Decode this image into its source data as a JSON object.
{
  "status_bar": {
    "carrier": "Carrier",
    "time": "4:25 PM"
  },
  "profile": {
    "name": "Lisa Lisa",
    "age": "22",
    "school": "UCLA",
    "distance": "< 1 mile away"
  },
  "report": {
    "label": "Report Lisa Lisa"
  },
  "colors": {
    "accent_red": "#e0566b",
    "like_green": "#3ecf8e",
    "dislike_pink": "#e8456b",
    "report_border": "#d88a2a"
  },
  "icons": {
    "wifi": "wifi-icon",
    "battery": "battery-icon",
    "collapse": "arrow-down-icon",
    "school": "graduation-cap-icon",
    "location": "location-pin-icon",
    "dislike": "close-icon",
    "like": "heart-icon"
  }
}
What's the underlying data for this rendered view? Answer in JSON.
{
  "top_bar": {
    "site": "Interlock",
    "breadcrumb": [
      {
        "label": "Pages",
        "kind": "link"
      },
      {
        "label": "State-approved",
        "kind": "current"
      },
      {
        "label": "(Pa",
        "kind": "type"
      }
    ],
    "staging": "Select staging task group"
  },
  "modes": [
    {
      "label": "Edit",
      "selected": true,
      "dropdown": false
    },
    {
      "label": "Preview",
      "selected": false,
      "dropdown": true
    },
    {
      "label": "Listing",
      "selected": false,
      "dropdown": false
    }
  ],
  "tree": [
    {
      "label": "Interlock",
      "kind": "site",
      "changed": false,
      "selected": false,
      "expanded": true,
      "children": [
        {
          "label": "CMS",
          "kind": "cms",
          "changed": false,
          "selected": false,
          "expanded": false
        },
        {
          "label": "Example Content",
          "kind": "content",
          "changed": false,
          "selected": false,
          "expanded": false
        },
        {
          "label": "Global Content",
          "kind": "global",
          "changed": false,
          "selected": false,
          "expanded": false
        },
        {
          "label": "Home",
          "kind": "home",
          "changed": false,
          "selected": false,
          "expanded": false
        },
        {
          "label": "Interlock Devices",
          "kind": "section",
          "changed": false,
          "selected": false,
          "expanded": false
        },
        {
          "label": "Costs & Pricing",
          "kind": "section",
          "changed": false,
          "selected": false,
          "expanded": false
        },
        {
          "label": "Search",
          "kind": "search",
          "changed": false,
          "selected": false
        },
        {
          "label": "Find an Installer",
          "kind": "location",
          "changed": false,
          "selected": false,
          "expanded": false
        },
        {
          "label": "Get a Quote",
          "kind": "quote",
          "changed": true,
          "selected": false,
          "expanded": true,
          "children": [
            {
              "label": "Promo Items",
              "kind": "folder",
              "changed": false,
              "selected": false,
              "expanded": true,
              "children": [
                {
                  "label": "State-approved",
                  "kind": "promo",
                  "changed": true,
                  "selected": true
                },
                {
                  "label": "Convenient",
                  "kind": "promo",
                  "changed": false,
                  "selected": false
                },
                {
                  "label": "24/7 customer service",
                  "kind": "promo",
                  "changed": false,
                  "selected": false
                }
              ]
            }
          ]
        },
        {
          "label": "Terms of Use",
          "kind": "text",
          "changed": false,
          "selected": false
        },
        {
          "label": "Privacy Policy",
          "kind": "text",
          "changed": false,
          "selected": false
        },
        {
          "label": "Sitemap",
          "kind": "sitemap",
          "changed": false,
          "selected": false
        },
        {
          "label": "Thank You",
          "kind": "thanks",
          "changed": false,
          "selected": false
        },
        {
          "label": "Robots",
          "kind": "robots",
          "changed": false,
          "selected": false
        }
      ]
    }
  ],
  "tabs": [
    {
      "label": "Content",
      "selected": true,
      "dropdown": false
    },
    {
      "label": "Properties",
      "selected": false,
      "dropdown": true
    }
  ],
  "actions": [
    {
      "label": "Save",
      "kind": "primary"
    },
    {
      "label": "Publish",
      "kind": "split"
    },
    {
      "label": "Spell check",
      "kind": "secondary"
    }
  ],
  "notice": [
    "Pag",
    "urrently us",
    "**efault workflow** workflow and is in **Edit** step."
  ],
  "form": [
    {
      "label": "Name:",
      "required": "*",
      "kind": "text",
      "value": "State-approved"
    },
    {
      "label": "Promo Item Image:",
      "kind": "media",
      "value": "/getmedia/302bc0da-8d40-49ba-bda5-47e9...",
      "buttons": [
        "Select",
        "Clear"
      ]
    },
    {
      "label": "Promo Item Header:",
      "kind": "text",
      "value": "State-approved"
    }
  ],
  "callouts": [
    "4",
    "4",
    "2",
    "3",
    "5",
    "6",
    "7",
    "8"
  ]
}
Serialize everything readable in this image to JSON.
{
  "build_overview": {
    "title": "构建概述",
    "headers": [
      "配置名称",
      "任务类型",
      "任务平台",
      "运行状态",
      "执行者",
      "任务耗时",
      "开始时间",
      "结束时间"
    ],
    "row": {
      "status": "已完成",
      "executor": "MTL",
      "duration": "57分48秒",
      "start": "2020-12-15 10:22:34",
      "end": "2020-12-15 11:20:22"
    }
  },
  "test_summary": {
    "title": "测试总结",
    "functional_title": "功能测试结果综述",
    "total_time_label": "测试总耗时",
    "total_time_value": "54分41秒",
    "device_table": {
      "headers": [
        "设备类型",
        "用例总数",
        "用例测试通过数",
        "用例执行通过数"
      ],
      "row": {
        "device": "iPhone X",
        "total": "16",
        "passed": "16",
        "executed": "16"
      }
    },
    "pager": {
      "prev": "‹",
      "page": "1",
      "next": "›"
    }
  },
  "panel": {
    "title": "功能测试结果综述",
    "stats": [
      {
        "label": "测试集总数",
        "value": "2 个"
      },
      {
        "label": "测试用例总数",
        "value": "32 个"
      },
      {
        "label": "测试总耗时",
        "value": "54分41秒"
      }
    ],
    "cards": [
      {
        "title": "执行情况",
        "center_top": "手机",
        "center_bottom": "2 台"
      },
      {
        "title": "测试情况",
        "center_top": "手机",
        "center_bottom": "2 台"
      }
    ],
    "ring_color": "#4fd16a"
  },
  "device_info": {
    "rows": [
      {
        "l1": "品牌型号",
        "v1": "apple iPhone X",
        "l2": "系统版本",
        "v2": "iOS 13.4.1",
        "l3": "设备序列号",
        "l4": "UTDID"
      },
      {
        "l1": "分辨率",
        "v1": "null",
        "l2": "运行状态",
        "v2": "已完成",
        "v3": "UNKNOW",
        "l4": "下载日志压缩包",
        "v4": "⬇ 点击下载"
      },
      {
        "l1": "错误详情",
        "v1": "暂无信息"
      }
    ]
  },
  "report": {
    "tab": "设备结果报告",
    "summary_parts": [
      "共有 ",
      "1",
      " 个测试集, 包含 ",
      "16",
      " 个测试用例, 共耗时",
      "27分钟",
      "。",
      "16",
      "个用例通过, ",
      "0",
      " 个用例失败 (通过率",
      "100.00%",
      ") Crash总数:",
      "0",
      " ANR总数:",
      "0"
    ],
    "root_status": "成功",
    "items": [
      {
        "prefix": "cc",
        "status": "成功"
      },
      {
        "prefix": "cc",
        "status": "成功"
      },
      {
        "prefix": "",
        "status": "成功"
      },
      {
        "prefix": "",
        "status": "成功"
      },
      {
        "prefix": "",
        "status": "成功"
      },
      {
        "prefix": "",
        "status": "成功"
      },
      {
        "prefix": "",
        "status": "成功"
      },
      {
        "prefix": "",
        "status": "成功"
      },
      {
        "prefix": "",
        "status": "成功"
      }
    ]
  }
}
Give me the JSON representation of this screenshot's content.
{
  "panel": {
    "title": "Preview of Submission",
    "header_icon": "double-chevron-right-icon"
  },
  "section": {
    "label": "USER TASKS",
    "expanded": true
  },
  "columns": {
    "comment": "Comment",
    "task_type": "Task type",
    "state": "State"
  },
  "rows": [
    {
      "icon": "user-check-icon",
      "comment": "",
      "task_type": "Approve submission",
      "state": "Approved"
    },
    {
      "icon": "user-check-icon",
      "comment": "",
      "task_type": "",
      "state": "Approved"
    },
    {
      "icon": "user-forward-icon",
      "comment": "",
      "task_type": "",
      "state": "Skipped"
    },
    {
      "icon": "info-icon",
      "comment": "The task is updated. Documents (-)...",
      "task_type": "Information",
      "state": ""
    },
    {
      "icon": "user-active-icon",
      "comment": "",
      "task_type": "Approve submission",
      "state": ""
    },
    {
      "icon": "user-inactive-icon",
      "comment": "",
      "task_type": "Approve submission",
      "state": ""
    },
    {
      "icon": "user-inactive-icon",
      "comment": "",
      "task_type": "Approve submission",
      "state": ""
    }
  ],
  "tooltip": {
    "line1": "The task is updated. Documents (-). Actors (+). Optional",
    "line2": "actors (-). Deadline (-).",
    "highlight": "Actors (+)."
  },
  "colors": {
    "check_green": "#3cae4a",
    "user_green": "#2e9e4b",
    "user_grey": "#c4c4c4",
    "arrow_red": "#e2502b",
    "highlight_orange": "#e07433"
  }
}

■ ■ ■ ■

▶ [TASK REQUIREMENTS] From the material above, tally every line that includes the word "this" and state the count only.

▶ [SOLVED PROBLEM] 4